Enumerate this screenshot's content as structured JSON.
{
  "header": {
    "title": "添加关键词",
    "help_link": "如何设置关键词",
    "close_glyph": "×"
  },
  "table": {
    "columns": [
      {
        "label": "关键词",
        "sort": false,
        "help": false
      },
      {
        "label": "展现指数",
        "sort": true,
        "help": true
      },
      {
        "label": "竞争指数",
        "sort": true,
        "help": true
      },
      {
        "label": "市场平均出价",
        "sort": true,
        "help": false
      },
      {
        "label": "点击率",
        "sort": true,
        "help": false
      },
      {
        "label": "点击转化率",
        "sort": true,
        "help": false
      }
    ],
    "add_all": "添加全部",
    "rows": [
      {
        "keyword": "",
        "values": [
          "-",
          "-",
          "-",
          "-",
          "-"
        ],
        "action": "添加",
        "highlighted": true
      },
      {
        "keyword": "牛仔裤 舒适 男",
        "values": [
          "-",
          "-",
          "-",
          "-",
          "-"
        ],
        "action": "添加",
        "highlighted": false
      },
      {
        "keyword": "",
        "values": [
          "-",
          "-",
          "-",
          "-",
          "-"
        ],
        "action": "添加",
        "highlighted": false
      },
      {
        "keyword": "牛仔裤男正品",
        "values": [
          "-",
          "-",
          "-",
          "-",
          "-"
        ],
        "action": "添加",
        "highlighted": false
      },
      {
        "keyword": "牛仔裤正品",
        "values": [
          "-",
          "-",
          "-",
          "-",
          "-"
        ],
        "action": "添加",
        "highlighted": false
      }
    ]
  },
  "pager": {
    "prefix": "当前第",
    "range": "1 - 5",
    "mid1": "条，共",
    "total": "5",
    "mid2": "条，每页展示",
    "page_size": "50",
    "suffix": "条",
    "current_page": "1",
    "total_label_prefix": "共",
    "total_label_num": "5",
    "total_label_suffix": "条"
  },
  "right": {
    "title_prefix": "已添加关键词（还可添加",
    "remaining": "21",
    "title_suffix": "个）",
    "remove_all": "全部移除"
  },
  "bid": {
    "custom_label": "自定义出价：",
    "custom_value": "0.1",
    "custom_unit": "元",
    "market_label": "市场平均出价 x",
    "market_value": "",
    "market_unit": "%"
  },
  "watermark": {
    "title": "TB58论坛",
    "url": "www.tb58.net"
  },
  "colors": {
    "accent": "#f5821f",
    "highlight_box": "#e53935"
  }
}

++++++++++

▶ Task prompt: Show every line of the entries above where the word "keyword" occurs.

▶ Answer section:
        "keyword": "",
        "keyword": "牛仔裤 舒适 男",
        "keyword": "",
        "keyword": "牛仔裤男正品",
        "keyword": "牛仔裤正品",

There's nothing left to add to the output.